===== Available data =====

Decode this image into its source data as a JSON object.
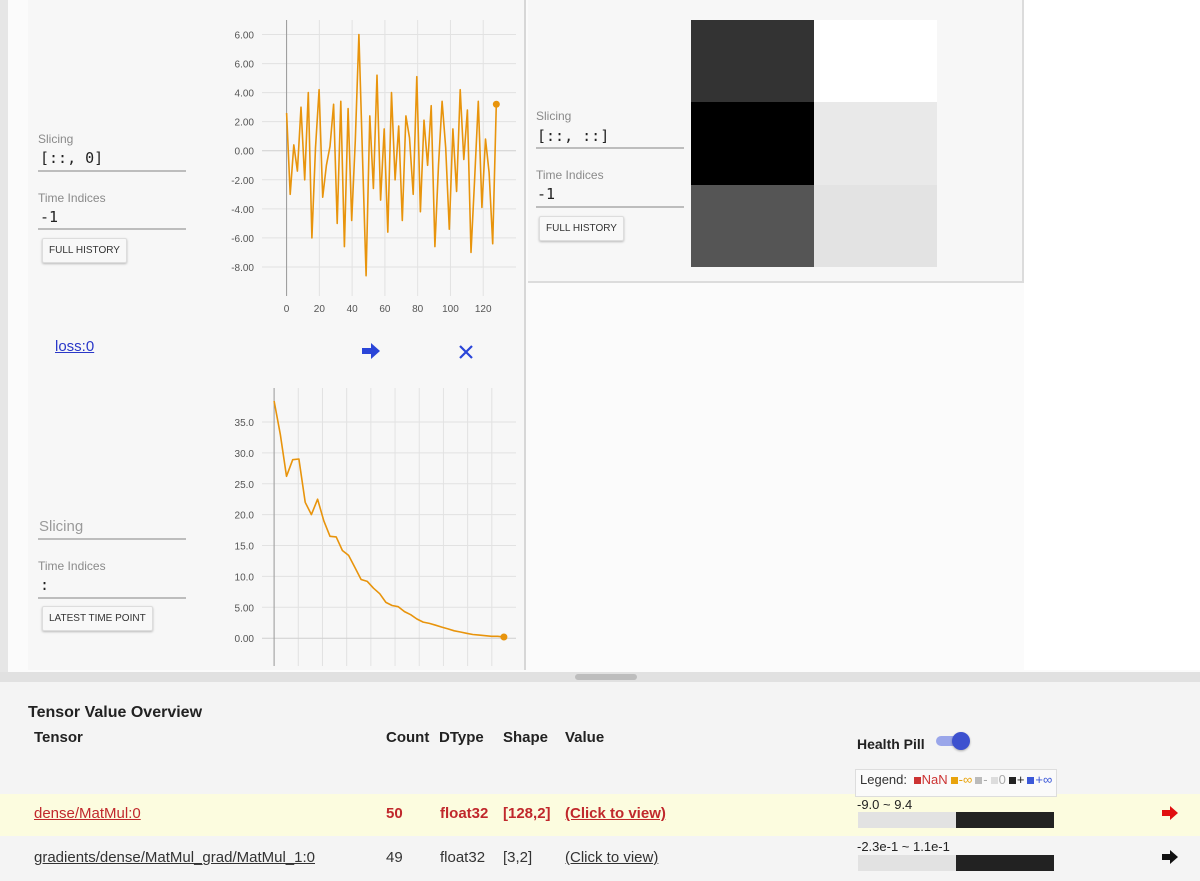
{
  "panels": {
    "top_left": {
      "slicing_label": "Slicing",
      "slicing_value": "[::, 0]",
      "time_indices_label": "Time Indices",
      "time_indices_value": "-1",
      "button": "FULL HISTORY"
    },
    "top_right": {
      "slicing_label": "Slicing",
      "slicing_value": "[::, ::]",
      "time_indices_label": "Time Indices",
      "time_indices_value": "-1",
      "button": "FULL HISTORY",
      "heatmap": {
        "rows": 3,
        "cols": 2,
        "colors": [
          "#333333",
          "#ffffff",
          "#000000",
          "#e9e9e9",
          "#555555",
          "#e3e3e3"
        ]
      }
    },
    "loss_row": {
      "tensor_link": "loss:0",
      "go_icon": "arrow-right-icon",
      "close_icon": "close-icon"
    },
    "bottom_left": {
      "slicing_label": "Slicing",
      "time_indices_label": "Time Indices",
      "time_indices_value": ":",
      "button": "LATEST TIME POINT"
    }
  },
  "chart_data": [
    {
      "type": "line",
      "title": "",
      "xlabel": "",
      "ylabel": "",
      "xlim": [
        -15,
        140
      ],
      "ylim": [
        -10,
        9
      ],
      "x_ticks": [
        "0",
        "20",
        "40",
        "60",
        "80",
        "100",
        "120"
      ],
      "y_ticks": [
        "6.00",
        "6.00",
        "4.00",
        "2.00",
        "0.00",
        "-2.00",
        "-4.00",
        "-6.00",
        "-8.00"
      ],
      "y_tick_values": [
        8,
        6,
        4,
        2,
        0,
        -2,
        -4,
        -6,
        -8
      ],
      "line_color": "#e8940c",
      "series": [
        {
          "values": [
            2.6,
            -3,
            0.4,
            -1.4,
            3,
            -2,
            4,
            -6,
            0.2,
            4.2,
            -3.2,
            -1,
            0.3,
            3.2,
            -5,
            3.4,
            -6.6,
            2.9,
            -4.8,
            0.7,
            8,
            -0.4,
            -8.6,
            2.4,
            -2.6,
            5.2,
            -3.4,
            1.5,
            -5.6,
            4,
            -2,
            1.7,
            -4.8,
            2.4,
            0.9,
            -3,
            5.1,
            -4.2,
            2.1,
            -1,
            3.1,
            -6.6,
            -1,
            3.4,
            0.2,
            -5.4,
            1.5,
            -2.8,
            4.2,
            -0.6,
            2.8,
            -7,
            -2,
            3.4,
            -3.9,
            0.8,
            -1.5,
            -6.4,
            3.2
          ]
        }
      ]
    },
    {
      "type": "line",
      "title": "",
      "xlabel": "",
      "ylabel": "",
      "xlim": [
        -5,
        100
      ],
      "ylim": [
        -4.5,
        40.5
      ],
      "y_ticks": [
        "35.0",
        "30.0",
        "25.0",
        "20.0",
        "15.0",
        "10.0",
        "5.00",
        "0.00"
      ],
      "y_tick_values": [
        35,
        30,
        25,
        20,
        15,
        10,
        5,
        0
      ],
      "line_color": "#e8940c",
      "series": [
        {
          "values": [
            38.4,
            33,
            26.2,
            28.9,
            29,
            22,
            20,
            22.5,
            19,
            16.5,
            16.4,
            14.2,
            13.4,
            11.5,
            9.5,
            9.2,
            8.1,
            7.2,
            5.8,
            5.3,
            5.1,
            4.3,
            3.8,
            3.1,
            2.6,
            2.4,
            2.1,
            1.8,
            1.5,
            1.2,
            1.0,
            0.8,
            0.6,
            0.5,
            0.4,
            0.3,
            0.3,
            0.2
          ]
        }
      ]
    }
  ],
  "overview": {
    "title": "Tensor Value Overview",
    "headers": {
      "tensor": "Tensor",
      "count": "Count",
      "dtype": "DType",
      "shape": "Shape",
      "value": "Value",
      "health_pill": "Health Pill"
    },
    "legend_label": "Legend:",
    "legend_items": [
      {
        "label": "NaN",
        "color": "#cc3333"
      },
      {
        "label": "-∞",
        "color": "#e8a30c"
      },
      {
        "label": "-",
        "color": "#bbbbbb"
      },
      {
        "label": "0",
        "color": "#dddddd"
      },
      {
        "label": "+",
        "color": "#222222"
      },
      {
        "label": "+∞",
        "color": "#3b58d8"
      }
    ],
    "rows": [
      {
        "tensor": "dense/MatMul:0",
        "count": "50",
        "dtype": "float32",
        "shape": "[128,2]",
        "value": "(Click to view)",
        "range": "-9.0 ~ 9.4",
        "arrow_icon": "arrow-right-icon",
        "highlight": true,
        "text_color": "#c0282c"
      },
      {
        "tensor": "gradients/dense/MatMul_grad/MatMul_1:0",
        "count": "49",
        "dtype": "float32",
        "shape": "[3,2]",
        "value": "(Click to view)",
        "range": "-2.3e-1 ~ 1.1e-1",
        "arrow_icon": "arrow-right-icon",
        "highlight": false,
        "text_color": "#333333"
      }
    ]
  }
}
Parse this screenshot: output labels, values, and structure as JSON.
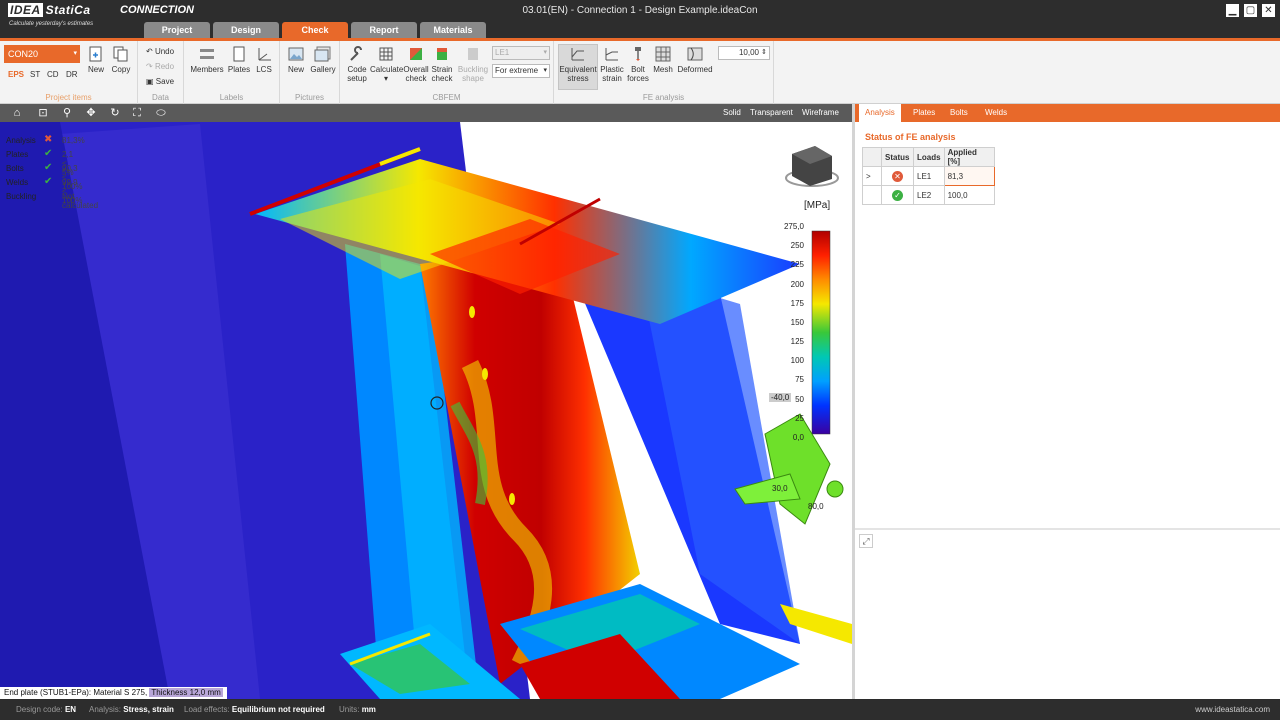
{
  "app": {
    "brand": "IDEA",
    "brand2": "StatiCa",
    "tagline": "Calculate yesterday's estimates",
    "product": "CONNECTION",
    "document_title": "03.01(EN) - Connection 1 - Design Example.ideaCon"
  },
  "window_controls": {
    "minimize": "▁",
    "maximize": "▢",
    "close": "✕"
  },
  "main_tabs": [
    {
      "label": "Project"
    },
    {
      "label": "Design"
    },
    {
      "label": "Check",
      "active": true
    },
    {
      "label": "Report"
    },
    {
      "label": "Materials"
    }
  ],
  "ribbon": {
    "project_items": {
      "label": "Project items",
      "connection_select": "CON20",
      "mini_tabs": [
        "EPS",
        "ST",
        "CD",
        "DR"
      ],
      "new": "New",
      "copy": "Copy"
    },
    "data": {
      "label": "Data",
      "undo": "Undo",
      "redo": "Redo",
      "save": "Save"
    },
    "labels": {
      "label": "Labels",
      "members": "Members",
      "plates": "Plates",
      "lcs": "LCS"
    },
    "pictures": {
      "label": "Pictures",
      "new": "New",
      "gallery": "Gallery"
    },
    "cbfem": {
      "label": "CBFEM",
      "code_setup": [
        "Code",
        "setup"
      ],
      "calculate": [
        "Calculate",
        "▾"
      ],
      "overall_check": [
        "Overall",
        "check"
      ],
      "strain_check": [
        "Strain",
        "check"
      ],
      "buckling_shape": [
        "Buckling",
        "shape"
      ],
      "load_effect": "LE1",
      "extreme": "For extreme"
    },
    "fe_analysis": {
      "label": "FE analysis",
      "equivalent_stress": [
        "Equivalent",
        "stress"
      ],
      "plastic_strain": [
        "Plastic",
        "strain"
      ],
      "bolt_forces": [
        "Bolt",
        "forces"
      ],
      "mesh": "Mesh",
      "deformed": "Deformed",
      "scale_value": "10,00"
    }
  },
  "viewport": {
    "modes": [
      "Solid",
      "Transparent",
      "Wireframe"
    ],
    "legend": [
      {
        "label": "Analysis",
        "status": "fail",
        "value": "81,3%"
      },
      {
        "label": "Plates",
        "status": "ok",
        "value": "2,1 < 5%"
      },
      {
        "label": "Bolts",
        "status": "ok",
        "value": "90,3 < 100%"
      },
      {
        "label": "Welds",
        "status": "ok",
        "value": "99,9 < 100%"
      },
      {
        "label": "Buckling",
        "status": "none",
        "value": "Not calculated"
      }
    ],
    "scale": {
      "unit": "[MPa]",
      "ticks": [
        "275,0",
        "250",
        "225",
        "200",
        "175",
        "150",
        "125",
        "100",
        "75",
        "50",
        "25",
        "0,0"
      ],
      "min_marker": "-40,0"
    },
    "gizmo_labels": [
      "30,0",
      "80,0"
    ],
    "status_text": "End plate (STUB1-EPa): Material S 275,",
    "status_highlight": "Thickness 12,0 mm"
  },
  "right_panel": {
    "tabs": [
      "Analysis",
      "Plates",
      "Bolts",
      "Welds"
    ],
    "active_tab": "Analysis",
    "heading": "Status of FE analysis",
    "table": {
      "headers": [
        "",
        "Status",
        "Loads",
        "Applied [%]"
      ],
      "rows": [
        {
          "expander": ">",
          "status": "fail",
          "loads": "LE1",
          "applied": "81,3"
        },
        {
          "expander": "",
          "status": "ok",
          "loads": "LE2",
          "applied": "100,0"
        }
      ]
    }
  },
  "bottom_bar": {
    "design_code_key": "Design code:",
    "design_code": "EN",
    "analysis_key": "Analysis:",
    "analysis": "Stress, strain",
    "load_effects_key": "Load effects:",
    "load_effects": "Equilibrium not required",
    "units_key": "Units:",
    "units": "mm",
    "website": "www.ideastatica.com"
  },
  "colors": {
    "accent": "#e8692a",
    "dark": "#2d2d2d",
    "fail": "#e05a3a",
    "ok": "#3cb043"
  }
}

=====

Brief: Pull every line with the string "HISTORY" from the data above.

Task result:
      "button": "FULL HISTORY"
      "button": "FULL HISTORY",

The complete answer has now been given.